Because I am at rest, the trials of life bring me no suffering. I don't know what God has in store for me, but I feel so serene that it doesn't matter. What do I have to be afraid of when I'm with Him? I stay with Him as much as I can. May He be blessed for everything! Amen. p. 40

You know, the difficulties of life do not have to be unbearable. It is the way that we look at them through faith or unbelief. p. 53

The presence of God is the concentration of the soul's attention on God, remembering that He is always present. p. 67

Over and over again I keep emphasizing what I call "a closer walk with God". Let me explain why I do this.

Over the past 50+ years I have participated in and observed a great deal of theological discussions which in many cases seemed to be more of a "head trip" than a heart experience with God. I've seen people get all stressed out trying to make sure others had the correct understanding of the gospel, the true Sabbath, the state of the dead, spiritual gifts, prophetic interpretations and much more. Very few of these conversations seemed to result in people actually finding a closer walk with God and coming to terms with personal hurts and issues which we all face in life. In some cases it was purely a case of people butting heads against one another with more heat than light being generated.
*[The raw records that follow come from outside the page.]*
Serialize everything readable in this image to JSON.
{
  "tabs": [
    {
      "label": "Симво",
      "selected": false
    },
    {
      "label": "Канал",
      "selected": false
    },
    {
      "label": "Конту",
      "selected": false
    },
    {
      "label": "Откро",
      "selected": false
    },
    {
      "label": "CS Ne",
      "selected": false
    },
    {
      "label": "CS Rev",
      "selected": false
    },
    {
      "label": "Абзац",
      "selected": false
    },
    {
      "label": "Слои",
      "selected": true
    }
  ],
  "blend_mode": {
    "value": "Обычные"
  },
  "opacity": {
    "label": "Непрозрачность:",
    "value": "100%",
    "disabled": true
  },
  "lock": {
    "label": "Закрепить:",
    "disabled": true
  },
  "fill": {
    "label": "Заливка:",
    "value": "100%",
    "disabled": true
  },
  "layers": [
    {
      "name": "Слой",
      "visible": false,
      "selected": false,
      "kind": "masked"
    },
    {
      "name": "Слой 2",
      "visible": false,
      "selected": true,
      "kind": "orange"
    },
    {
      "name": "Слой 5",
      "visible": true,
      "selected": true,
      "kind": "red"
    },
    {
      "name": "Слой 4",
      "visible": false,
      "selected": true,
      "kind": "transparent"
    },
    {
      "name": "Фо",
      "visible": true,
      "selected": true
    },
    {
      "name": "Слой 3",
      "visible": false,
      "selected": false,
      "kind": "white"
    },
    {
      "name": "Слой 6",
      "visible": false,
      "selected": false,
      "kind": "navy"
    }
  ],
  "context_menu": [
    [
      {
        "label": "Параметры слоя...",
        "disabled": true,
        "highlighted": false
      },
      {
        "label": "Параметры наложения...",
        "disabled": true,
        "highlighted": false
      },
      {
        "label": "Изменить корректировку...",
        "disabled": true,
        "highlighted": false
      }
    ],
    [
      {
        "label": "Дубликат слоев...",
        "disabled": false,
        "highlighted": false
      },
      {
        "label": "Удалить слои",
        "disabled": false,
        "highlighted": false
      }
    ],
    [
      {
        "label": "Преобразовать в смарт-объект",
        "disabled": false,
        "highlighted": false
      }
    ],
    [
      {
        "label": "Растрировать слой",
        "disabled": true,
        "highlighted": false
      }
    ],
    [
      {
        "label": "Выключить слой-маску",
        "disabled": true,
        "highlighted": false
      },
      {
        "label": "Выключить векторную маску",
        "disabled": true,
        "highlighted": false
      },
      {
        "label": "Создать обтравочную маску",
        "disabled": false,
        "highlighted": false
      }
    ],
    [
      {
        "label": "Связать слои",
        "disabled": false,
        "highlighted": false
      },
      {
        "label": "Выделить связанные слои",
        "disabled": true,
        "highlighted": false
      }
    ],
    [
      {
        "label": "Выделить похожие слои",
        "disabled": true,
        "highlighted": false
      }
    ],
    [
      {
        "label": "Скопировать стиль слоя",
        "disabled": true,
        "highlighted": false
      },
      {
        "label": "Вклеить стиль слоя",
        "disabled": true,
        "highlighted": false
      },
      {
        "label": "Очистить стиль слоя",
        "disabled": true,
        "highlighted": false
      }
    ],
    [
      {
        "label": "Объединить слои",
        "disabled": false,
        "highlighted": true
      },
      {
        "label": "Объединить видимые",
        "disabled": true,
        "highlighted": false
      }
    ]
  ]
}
I know that it is not God's will for me personally to be involved in controversy over doctrinal beliefs. This is one of the "childish things" (1 Corinthians 13:11) that I have needed to set aside in favor of a spiritual path which is far better and which opens up so many doors of ministry to the hurting multitudes. I wish to be a healer and not a "controverter" about religious dogma.

How can we find unity amidst the wide diversity of doctrine that prevails among those who are equally sincere and committed to a spiritual path? Shall we find unity of heart and soul by trying to persuade others to our concepts of God and just exactly how we should enunciate and express our faith in the Divine One who is above all, through all, and in all? (See Ephesians 4:6) Shall we fulfill the prayer that we all may be one on the basis of the fact that we all subscribe to the same theological creed? (See John 17:21-23) These verses speak of our being one with one another in the same way that Jesus was one with the Father Who sent Him to this earth. The union of Jesus with the Father was a spiritual union, not one based upon theological concepts. So our ability to have a true heart union with one another is not based upon theological commonality but upon our mutual experience of knowing God. I've met a lot of people who seemed to be very united in their religious dogma but at the same time did nothing but bicker and fight. I've fellowshipped with many people over the years with whom I felt united in heart and soul and we never even felt the need to talk about specific doctrinal beliefs. There was such a precious experience of mutually sharing the presence of God that we both had that nothing else really seemed to matter.

Yes, Brother Lawrence still speaks! I believe he is saying that practicing the presence of God in our lives is the most important thing of all. When we know God and practice His presence we have a fulfillment and an anchor point that nothing else can ever equal. We are set free indeed from the bondages of this present world. My desire is that every reader of this treatise will experience God and find the peace which passes all understanding and which is indeed the greatest treasure of all which Jesus referred to as "the kingdom of Heaven' or 'the kingdom of God.'

[This was written on June 6, 2005 and is part of an ongoing series. I welcome responses from readers. Let me know if you want to be on my email list.